Report every line of the entries that contains the word "JSON".
◆ ◆ ◆ ◆ ◆ ◆ ◆
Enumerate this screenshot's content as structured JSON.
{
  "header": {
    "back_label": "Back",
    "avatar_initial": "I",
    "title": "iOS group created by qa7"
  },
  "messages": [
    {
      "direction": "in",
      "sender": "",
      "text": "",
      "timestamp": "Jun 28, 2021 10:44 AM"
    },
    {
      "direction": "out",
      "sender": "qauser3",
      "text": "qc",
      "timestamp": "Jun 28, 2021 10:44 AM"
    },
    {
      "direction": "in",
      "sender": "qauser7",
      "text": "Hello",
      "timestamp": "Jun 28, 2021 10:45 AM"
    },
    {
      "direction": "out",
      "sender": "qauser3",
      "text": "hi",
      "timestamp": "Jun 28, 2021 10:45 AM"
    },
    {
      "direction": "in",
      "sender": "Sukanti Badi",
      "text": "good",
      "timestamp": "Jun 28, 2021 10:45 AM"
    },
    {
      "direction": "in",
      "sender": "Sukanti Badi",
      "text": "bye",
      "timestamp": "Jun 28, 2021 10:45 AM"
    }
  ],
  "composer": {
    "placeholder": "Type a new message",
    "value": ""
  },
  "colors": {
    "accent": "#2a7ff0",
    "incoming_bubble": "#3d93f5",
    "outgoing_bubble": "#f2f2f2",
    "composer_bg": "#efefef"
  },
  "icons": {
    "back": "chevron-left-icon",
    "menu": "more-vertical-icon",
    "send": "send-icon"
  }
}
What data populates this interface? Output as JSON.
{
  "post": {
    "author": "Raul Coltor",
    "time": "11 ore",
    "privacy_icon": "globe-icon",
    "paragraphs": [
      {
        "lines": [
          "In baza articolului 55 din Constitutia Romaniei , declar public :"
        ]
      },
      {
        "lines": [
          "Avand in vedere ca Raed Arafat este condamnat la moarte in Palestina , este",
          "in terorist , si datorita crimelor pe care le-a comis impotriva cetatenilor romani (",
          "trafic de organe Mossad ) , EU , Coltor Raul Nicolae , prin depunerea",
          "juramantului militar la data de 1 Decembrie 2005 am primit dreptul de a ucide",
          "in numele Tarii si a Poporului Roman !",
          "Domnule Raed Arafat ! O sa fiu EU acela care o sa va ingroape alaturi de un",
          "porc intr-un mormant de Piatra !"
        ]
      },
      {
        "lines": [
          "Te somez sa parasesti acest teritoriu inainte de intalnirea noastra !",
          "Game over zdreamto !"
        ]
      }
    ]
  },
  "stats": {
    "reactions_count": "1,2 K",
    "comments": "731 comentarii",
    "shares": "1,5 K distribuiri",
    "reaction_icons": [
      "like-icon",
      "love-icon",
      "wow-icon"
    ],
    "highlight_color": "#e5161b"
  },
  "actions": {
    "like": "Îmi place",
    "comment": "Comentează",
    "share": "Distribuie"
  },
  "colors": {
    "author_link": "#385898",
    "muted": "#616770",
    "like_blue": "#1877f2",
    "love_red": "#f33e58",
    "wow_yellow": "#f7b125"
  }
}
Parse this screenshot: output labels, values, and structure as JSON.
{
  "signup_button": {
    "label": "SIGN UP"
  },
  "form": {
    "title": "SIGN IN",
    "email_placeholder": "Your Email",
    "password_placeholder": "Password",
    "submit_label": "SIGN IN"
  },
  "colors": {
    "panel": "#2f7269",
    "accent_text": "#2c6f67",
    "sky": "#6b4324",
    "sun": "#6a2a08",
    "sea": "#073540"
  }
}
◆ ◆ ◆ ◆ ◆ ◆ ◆
Task result:
Enumerate this screenshot's content as structured JSON.
What data populates this interface? Output as JSON.
Parse this screenshot: output labels, values, and structure as JSON.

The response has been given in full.